“I’ve hidden the hardware wallets in several countries so I never have to fly too far if I need to access my physical wallets in order to jump out of the market,” explained Taihuttu, father of the self-proclaimed “Bitcoin Family”.
Taihuttu revealed in an interview with CNBC which has two caches in Europe, another two in Asia, one in South America and a sixth in Australia, totaling six vaults in which he keeps his separate cryptocurrency fortune. All wallets are also physical, so-called hardware wallets, without an internet connection. Thus, it ensures that it has greater security and prevents possible hacker attacks.
As much as the story sounds like something that came off the movie screen, there is no “hidden treasure”. In fact, the family stored their wallets in a variety of common places, such as rented apartments, friends’ houses and warehouses.
The undertaking has been accompanied by a radical change in life and is based more on political-economic ideology than actually on a fancy plan of enrichment. “I prefer to live in a decentralized world where I have a responsibility to protect my capital,” said Taihuttu.
Family uses physical digital wallets to store bitcoin
The way the Taihuttu family store their cryptocurrencies is relatively common, especially among those who don’t trust 100% digital wallets and brokerages to manage their money.
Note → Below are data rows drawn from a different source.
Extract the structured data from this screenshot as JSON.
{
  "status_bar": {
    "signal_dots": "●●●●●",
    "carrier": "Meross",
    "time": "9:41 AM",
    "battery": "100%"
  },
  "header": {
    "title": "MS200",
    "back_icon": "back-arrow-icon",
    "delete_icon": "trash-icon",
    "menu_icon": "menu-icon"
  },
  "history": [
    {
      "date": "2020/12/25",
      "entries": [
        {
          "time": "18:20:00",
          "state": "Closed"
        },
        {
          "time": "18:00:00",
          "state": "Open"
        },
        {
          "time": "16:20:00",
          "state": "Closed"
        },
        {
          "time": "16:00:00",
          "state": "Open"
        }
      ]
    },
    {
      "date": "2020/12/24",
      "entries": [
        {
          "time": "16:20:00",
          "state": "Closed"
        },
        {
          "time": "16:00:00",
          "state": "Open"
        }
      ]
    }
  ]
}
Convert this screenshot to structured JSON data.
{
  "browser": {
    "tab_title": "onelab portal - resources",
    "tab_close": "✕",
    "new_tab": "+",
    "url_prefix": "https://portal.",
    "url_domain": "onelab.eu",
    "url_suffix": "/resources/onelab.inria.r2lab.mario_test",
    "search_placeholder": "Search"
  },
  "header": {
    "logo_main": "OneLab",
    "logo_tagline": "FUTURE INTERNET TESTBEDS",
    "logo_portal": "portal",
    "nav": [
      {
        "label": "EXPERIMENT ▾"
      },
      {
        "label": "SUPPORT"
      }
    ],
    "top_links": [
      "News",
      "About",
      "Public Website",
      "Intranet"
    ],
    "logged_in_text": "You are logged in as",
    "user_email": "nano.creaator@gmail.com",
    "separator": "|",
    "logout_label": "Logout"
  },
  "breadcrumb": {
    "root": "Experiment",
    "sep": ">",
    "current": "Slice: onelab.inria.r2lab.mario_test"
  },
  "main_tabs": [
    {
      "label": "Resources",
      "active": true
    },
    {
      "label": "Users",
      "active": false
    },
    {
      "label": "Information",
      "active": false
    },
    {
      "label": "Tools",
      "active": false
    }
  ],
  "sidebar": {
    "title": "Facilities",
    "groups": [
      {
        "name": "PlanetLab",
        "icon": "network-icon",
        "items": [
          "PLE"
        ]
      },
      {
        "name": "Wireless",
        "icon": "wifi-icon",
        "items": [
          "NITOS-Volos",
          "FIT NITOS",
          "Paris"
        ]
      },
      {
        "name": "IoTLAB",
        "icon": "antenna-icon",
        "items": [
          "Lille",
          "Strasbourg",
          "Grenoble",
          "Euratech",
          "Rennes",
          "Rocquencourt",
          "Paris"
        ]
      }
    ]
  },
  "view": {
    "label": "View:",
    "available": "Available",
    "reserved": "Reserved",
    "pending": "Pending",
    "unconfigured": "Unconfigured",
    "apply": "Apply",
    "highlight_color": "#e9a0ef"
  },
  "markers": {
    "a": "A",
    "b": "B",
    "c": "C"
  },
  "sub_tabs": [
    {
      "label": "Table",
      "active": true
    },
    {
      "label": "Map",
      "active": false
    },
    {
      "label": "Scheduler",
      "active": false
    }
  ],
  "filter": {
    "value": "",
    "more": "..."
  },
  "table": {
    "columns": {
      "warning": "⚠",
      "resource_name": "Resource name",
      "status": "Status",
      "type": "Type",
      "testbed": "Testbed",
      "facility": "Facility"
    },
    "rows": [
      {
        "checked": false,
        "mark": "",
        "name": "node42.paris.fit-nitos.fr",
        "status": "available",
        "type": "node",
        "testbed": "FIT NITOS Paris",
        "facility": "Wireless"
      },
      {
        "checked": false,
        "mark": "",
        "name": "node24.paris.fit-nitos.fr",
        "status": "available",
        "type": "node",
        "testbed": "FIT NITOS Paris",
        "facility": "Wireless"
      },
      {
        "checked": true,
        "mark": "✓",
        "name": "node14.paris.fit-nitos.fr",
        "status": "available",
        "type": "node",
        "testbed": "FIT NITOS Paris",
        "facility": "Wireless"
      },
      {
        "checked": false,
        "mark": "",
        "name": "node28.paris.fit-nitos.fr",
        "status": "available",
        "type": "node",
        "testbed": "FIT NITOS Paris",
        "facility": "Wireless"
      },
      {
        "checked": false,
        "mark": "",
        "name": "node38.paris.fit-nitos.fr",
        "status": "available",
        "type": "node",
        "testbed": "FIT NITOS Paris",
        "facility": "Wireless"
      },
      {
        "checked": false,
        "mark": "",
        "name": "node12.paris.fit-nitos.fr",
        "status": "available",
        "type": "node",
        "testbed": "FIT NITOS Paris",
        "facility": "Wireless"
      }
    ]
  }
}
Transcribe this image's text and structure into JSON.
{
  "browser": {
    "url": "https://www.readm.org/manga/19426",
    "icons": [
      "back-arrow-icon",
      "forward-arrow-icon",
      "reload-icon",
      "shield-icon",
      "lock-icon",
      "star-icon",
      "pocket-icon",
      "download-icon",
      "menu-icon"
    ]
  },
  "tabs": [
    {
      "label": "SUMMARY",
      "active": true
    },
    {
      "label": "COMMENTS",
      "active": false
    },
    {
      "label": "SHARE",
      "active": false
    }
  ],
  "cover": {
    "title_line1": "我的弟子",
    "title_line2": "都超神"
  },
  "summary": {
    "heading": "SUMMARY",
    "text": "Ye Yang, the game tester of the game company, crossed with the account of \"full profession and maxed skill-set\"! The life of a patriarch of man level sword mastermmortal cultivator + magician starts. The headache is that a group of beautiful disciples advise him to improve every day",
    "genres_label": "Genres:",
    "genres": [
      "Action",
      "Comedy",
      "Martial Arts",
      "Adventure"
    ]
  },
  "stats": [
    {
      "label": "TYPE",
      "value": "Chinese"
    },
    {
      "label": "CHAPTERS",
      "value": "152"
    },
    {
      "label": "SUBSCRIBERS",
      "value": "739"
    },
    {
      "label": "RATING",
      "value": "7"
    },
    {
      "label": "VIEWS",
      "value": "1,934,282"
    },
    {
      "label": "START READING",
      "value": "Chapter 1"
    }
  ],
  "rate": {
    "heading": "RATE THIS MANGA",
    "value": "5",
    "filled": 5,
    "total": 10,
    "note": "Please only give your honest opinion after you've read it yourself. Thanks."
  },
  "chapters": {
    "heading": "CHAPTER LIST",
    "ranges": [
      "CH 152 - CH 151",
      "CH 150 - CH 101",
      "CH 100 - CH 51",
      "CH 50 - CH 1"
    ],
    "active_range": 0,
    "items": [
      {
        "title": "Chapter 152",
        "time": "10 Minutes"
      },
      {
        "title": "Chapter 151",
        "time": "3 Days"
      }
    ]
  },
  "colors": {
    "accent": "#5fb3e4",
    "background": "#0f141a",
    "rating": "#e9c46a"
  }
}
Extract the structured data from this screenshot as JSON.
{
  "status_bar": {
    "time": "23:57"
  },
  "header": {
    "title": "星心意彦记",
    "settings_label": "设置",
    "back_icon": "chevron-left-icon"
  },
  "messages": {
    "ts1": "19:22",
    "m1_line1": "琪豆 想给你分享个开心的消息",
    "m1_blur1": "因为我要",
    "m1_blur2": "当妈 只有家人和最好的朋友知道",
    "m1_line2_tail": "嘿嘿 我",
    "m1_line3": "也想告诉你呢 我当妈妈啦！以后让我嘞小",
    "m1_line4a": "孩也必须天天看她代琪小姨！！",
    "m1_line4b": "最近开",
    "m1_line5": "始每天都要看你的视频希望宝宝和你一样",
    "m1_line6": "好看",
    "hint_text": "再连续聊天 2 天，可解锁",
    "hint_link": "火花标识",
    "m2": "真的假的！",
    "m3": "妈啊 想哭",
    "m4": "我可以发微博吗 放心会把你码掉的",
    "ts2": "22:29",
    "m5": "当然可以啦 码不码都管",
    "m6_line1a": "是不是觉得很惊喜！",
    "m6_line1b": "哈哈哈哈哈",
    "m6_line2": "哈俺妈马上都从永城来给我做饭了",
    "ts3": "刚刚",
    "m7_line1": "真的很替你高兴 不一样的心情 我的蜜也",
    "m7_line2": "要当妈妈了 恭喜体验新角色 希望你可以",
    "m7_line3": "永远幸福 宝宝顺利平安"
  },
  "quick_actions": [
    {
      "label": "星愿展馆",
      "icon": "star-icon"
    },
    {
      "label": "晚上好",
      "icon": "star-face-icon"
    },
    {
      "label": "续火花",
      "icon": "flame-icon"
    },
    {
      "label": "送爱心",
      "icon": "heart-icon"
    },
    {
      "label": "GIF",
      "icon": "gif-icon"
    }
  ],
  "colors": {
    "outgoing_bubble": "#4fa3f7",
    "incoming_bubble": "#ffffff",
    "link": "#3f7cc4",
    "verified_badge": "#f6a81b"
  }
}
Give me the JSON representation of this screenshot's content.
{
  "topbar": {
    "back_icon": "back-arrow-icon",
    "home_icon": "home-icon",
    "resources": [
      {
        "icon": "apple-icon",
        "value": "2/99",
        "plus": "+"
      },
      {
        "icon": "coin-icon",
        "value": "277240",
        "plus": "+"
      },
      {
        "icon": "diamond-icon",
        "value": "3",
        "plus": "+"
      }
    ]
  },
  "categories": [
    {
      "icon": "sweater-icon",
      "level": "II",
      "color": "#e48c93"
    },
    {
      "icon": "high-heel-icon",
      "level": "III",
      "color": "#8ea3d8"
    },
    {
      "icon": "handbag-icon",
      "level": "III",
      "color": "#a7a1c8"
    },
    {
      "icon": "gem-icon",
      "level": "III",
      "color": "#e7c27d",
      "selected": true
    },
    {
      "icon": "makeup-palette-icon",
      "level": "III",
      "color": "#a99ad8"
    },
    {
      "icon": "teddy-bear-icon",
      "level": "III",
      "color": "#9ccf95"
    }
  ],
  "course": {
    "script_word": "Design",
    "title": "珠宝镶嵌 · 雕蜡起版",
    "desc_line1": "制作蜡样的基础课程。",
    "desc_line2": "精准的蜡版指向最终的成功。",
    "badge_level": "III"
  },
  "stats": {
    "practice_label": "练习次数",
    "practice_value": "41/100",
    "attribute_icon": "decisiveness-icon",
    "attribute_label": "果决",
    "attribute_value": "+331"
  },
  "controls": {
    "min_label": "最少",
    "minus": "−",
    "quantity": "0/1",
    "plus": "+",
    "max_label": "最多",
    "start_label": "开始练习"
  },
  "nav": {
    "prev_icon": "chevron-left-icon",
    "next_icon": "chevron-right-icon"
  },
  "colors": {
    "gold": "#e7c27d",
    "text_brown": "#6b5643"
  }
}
So-called hardware wallets physically store bitcoin and other cryptocurrencies held by the family, but they are more difficult to manage and require greater responsibility. For example, if you lose the device, similar to an external flash drive or hard drive, you lose your bitcoins forever.
“‘Cold’ storage generally refers to cryptocurrencies that have been moved to wallets whose private keys, which are the passwords that allow the coins to be accessed from the wallet, are not stored on computers connected to the Internet so hackers cannot break into the wallet. device and steal the keys,” Philip Gradwell, chief economist at Chainalysis, a blockchain data company, told CNBC.
In the case of the Taihuttu family, 26% of Didi’s cryptocurrencies are “hot”, that is, connected to the network to facilitate their conversion and access. He refers to this way of holding your assets as your “venture capital”. Thus, Taihuttu uses these cryptocurrencies for day trading and potentially risky bets, such as when he sold his dogecoin (DOGE) at a profit and then bought back the digital asset when the price plummeted.
The other 74% of the Taihuttu family’s total cryptocurrency portfolio is in physical storage. These hardware wallets, which are spread across the world, include bitcoin, ethereum and some litecoin. The family refused to say the full value of their assets.
With information: CNBC